BEGIN Material for this task

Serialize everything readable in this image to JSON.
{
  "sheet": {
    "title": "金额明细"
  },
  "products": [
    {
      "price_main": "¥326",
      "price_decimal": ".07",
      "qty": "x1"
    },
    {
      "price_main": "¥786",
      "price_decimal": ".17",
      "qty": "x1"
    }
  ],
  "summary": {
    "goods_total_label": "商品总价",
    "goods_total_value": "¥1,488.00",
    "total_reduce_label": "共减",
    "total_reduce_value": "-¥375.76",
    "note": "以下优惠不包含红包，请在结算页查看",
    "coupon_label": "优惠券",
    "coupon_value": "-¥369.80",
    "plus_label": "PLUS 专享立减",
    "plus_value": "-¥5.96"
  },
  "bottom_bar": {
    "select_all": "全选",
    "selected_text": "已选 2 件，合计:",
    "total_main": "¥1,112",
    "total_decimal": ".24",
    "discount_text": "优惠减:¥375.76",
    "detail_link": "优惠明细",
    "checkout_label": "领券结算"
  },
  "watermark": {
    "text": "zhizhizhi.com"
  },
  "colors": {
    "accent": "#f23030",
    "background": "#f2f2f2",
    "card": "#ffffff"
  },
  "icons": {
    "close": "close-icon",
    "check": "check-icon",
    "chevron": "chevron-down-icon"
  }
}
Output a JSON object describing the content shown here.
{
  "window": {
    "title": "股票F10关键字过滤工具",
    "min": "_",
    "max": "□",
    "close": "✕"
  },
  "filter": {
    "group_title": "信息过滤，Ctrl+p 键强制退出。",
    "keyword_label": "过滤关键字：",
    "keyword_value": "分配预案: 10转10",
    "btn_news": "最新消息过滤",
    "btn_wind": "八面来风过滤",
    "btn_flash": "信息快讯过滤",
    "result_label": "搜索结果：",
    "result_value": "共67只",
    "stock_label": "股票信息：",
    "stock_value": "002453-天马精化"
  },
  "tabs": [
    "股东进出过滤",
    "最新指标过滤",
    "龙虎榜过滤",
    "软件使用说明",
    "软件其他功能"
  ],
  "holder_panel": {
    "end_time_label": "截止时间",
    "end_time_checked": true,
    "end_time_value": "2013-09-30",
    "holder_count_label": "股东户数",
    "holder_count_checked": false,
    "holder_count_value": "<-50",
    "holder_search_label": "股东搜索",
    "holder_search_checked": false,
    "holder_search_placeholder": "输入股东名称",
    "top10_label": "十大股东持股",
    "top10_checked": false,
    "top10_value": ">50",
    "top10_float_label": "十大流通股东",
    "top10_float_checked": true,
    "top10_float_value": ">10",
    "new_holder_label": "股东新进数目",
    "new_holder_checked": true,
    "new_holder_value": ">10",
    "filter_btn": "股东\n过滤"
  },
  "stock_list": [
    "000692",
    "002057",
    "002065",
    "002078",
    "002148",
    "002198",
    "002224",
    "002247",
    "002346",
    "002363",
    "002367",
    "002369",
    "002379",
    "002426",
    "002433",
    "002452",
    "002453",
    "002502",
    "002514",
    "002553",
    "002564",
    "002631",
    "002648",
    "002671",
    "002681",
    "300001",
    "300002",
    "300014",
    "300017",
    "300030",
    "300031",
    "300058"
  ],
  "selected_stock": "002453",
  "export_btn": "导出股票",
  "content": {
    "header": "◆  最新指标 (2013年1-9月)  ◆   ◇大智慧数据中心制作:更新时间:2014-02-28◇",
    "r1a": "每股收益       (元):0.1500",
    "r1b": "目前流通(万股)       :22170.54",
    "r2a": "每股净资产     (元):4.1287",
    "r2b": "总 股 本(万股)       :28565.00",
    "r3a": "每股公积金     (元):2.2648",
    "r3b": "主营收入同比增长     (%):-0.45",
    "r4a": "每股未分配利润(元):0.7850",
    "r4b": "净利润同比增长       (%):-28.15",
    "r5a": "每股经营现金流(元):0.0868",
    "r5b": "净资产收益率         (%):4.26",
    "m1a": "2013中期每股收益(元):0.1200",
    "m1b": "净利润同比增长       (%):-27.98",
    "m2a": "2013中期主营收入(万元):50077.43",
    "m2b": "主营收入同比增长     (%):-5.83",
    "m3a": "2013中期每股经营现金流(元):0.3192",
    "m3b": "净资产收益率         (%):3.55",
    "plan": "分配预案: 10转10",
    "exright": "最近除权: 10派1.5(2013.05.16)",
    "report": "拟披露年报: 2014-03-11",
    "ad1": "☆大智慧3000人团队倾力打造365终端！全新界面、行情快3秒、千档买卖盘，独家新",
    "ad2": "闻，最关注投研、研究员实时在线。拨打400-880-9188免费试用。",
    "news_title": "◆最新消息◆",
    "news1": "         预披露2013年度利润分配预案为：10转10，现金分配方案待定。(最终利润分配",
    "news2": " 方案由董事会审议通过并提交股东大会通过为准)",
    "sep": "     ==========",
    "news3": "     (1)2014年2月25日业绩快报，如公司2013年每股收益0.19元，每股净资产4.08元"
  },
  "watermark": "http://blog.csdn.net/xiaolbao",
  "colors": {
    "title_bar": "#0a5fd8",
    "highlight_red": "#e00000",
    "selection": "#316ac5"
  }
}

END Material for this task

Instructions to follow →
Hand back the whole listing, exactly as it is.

Answer below →
Serialize everything readable in this image to JSON.
{
  "sheet": {
    "title": "金额明细"
  },
  "products": [
    {
      "price_main": "¥326",
      "price_decimal": ".07",
      "qty": "x1"
    },
    {
      "price_main": "¥786",
      "price_decimal": ".17",
      "qty": "x1"
    }
  ],
  "summary": {
    "goods_total_label": "商品总价",
    "goods_total_value": "¥1,488.00",
    "total_reduce_label": "共减",
    "total_reduce_value": "-¥375.76",
    "note": "以下优惠不包含红包，请在结算页查看",
    "coupon_label": "优惠券",
    "coupon_value": "-¥369.80",
    "plus_label": "PLUS 专享立减",
    "plus_value": "-¥5.96"
  },
  "bottom_bar": {
    "select_all": "全选",
    "selected_text": "已选 2 件，合计:",
    "total_main": "¥1,112",
    "total_decimal": ".24",
    "discount_text": "优惠减:¥375.76",
    "detail_link": "优惠明细",
    "checkout_label": "领券结算"
  },
  "watermark": {
    "text": "zhizhizhi.com"
  },
  "colors": {
    "accent": "#f23030",
    "background": "#f2f2f2",
    "card": "#ffffff"
  },
  "icons": {
    "close": "close-icon",
    "check": "check-icon",
    "chevron": "chevron-down-icon"
  }
}
Output a JSON object describing the content shown here.
{
  "window": {
    "title": "股票F10关键字过滤工具",
    "min": "_",
    "max": "□",
    "close": "✕"
  },
  "filter": {
    "group_title": "信息过滤，Ctrl+p 键强制退出。",
    "keyword_label": "过滤关键字：",
    "keyword_value": "分配预案: 10转10",
    "btn_news": "最新消息过滤",
    "btn_wind": "八面来风过滤",
    "btn_flash": "信息快讯过滤",
    "result_label": "搜索结果：",
    "result_value": "共67只",
    "stock_label": "股票信息：",
    "stock_value": "002453-天马精化"
  },
  "tabs": [
    "股东进出过滤",
    "最新指标过滤",
    "龙虎榜过滤",
    "软件使用说明",
    "软件其他功能"
  ],
  "holder_panel": {
    "end_time_label": "截止时间",
    "end_time_checked": true,
    "end_time_value": "2013-09-30",
    "holder_count_label": "股东户数",
    "holder_count_checked": false,
    "holder_count_value": "<-50",
    "holder_search_label": "股东搜索",
    "holder_search_checked": false,
    "holder_search_placeholder": "输入股东名称",
    "top10_label": "十大股东持股",
    "top10_checked": false,
    "top10_value": ">50",
    "top10_float_label": "十大流通股东",
    "top10_float_checked": true,
    "top10_float_value": ">10",
    "new_holder_label": "股东新进数目",
    "new_holder_checked": true,
    "new_holder_value": ">10",
    "filter_btn": "股东\n过滤"
  },
  "stock_list": [
    "000692",
    "002057",
    "002065",
    "002078",
    "002148",
    "002198",
    "002224",
    "002247",
    "002346",
    "002363",
    "002367",
    "002369",
    "002379",
    "002426",
    "002433",
    "002452",
    "002453",
    "002502",
    "002514",
    "002553",
    "002564",
    "002631",
    "002648",
    "002671",
    "002681",
    "300001",
    "300002",
    "300014",
    "300017",
    "300030",
    "300031",
    "300058"
  ],
  "selected_stock": "002453",
  "export_btn": "导出股票",
  "content": {
    "header": "◆  最新指标 (2013年1-9月)  ◆   ◇大智慧数据中心制作:更新时间:2014-02-28◇",
    "r1a": "每股收益       (元):0.1500",
    "r1b": "目前流通(万股)       :22170.54",
    "r2a": "每股净资产     (元):4.1287",
    "r2b": "总 股 本(万股)       :28565.00",
    "r3a": "每股公积金     (元):2.2648",
    "r3b": "主营收入同比增长     (%):-0.45",
    "r4a": "每股未分配利润(元):0.7850",
    "r4b": "净利润同比增长       (%):-28.15",
    "r5a": "每股经营现金流(元):0.0868",
    "r5b": "净资产收益率         (%):4.26",
    "m1a": "2013中期每股收益(元):0.1200",
    "m1b": "净利润同比增长       (%):-27.98",
    "m2a": "2013中期主营收入(万元):50077.43",
    "m2b": "主营收入同比增长     (%):-5.83",
    "m3a": "2013中期每股经营现金流(元):0.3192",
    "m3b": "净资产收益率         (%):3.55",
    "plan": "分配预案: 10转10",
    "exright": "最近除权: 10派1.5(2013.05.16)",
    "report": "拟披露年报: 2014-03-11",
    "ad1": "☆大智慧3000人团队倾力打造365终端！全新界面、行情快3秒、千档买卖盘，独家新",
    "ad2": "闻，最关注投研、研究员实时在线。拨打400-880-9188免费试用。",
    "news_title": "◆最新消息◆",
    "news1": "         预披露2013年度利润分配预案为：10转10，现金分配方案待定。(最终利润分配",
    "news2": " 方案由董事会审议通过并提交股东大会通过为准)",
    "sep": "     ==========",
    "news3": "     (1)2014年2月25日业绩快报，如公司2013年每股收益0.19元，每股净资产4.08元"
  },
  "watermark": "http://blog.csdn.net/xiaolbao",
  "colors": {
    "title_bar": "#0a5fd8",
    "highlight_red": "#e00000",
    "selection": "#316ac5"
  }
}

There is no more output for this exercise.